“The current economic and financial context demands that we open a new chapter in Cellnex’ story,” said CEO Tobias Martinez, in a press release. It is now time for Cellnex “to be led by a person with a time horizon that extends beyond December 2024, at which time my contract ends,” he added. Martinez is currently expected to leave Cellnex in June. The board did not share details about who might replace him.

As of November 2022, Cellnex owed approximately $18.42 billion (€17 billion). At the time, the business stated that its priority will be to improve its credit rating rather than increase its tower assets.

Cellnex owns a portfolio of 138,000 towers spread over 12 countries. Cellex has been unable to enter Germany; the business attempted to acquire control of Deutsche Telekom’s towers last year, but those assets were sold to Brookfield Infrastructure Partners and DigitalBridge.

Cellnex also owns a fibre network in addition to its tower portfolio. It will use both of these assets in a new cooperation with Vapor IO, a Texas business trying to install a grid of neutral host edge compute nodes using fibre and cell tower locations.

According to a press statement, Vapor IO and Cellnex’s first deployment will be in Barcelona, with plans to spread to other European cities. They hope to provide carriers, cloud service providers, and enterprise customers with a more effective approach to handling and analyzing data closer to the source. This is especially crucial for businesses that operate in numerous European nations and must adhere to data sovereignty legislation.

Real-time computer vision for public safety, smart retail, industrial robotics, driverless vehicles, medical imaging, and online gaming were identified as target use cases for Vapor IO’s edge compute nodes by the companies.

“It is expected that in the coming years there will be an explosion in applications and services that require computing in places physically closer to the end user, which implies an increase in the demand for this type of infrastructure,” said Eduardo Fichmann, global director of innovation and product strategy at Cellnex, in a statement.

According to the firms, Vapor IO’s hardware and software will be installed at small edge data centers offered by Cellnex at tower sites.
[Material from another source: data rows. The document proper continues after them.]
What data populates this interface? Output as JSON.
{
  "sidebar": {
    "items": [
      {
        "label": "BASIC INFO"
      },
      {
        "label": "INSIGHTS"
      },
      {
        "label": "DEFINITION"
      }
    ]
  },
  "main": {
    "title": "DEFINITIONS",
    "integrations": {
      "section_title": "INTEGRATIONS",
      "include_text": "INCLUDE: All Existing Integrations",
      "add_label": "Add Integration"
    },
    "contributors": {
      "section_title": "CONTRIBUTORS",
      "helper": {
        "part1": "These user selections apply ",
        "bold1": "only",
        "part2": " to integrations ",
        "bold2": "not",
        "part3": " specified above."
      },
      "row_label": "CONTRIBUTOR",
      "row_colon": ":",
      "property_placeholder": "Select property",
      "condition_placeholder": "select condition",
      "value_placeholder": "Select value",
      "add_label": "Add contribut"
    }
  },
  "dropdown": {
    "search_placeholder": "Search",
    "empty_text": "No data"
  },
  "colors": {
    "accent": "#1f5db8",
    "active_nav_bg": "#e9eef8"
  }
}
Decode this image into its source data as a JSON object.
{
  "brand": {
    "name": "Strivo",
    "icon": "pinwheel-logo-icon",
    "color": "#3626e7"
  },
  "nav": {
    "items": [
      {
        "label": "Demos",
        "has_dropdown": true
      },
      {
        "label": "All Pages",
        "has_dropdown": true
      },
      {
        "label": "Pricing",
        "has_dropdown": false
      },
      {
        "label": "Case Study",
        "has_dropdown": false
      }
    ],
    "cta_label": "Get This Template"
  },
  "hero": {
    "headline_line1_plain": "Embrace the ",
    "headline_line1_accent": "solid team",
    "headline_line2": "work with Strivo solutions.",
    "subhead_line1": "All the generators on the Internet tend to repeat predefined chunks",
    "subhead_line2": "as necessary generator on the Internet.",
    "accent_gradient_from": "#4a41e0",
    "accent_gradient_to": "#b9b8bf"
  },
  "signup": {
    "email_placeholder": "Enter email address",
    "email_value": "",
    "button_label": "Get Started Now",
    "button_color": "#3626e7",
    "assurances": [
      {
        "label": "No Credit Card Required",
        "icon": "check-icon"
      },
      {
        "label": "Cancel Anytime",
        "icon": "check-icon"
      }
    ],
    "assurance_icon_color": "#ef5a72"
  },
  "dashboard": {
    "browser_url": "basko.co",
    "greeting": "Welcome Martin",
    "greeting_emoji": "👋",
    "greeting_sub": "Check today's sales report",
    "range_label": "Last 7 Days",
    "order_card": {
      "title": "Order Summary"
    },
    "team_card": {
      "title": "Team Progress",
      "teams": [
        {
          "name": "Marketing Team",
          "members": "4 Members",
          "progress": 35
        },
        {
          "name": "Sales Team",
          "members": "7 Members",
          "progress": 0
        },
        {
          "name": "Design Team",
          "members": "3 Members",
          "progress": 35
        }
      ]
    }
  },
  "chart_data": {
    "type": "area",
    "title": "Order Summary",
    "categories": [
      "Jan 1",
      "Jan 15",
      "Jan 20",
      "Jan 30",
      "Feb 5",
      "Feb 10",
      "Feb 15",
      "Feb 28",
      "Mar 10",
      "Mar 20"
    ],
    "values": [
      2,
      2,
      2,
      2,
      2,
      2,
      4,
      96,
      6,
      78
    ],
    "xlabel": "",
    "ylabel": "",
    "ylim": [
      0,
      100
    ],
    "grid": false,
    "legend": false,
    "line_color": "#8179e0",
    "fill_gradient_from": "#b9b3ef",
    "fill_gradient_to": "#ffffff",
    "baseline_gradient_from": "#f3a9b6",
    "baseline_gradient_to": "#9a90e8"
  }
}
Edge data centers are designed to accommodate workloads delivered by various tenants, hence extending the tower-neutral host paradigm.

“Vapor IO’s Kinetic Grid is both cloud-neutral and carrier-neutral, meaning it is one of the few locations at the edge where both carriers and clouds can meet on equal terms,” stated the company’s CEO and founder Cole Crawford.

The data centres will be linked by fibre owned by Cellnex or its mobile operator partners, according to the firms. They also intend to connect the Barcelona data centres to Vapor IO’s infrastructure in the United States, beginning with Chicago and Dallas. Vapor IO recently showed off its network connectivity.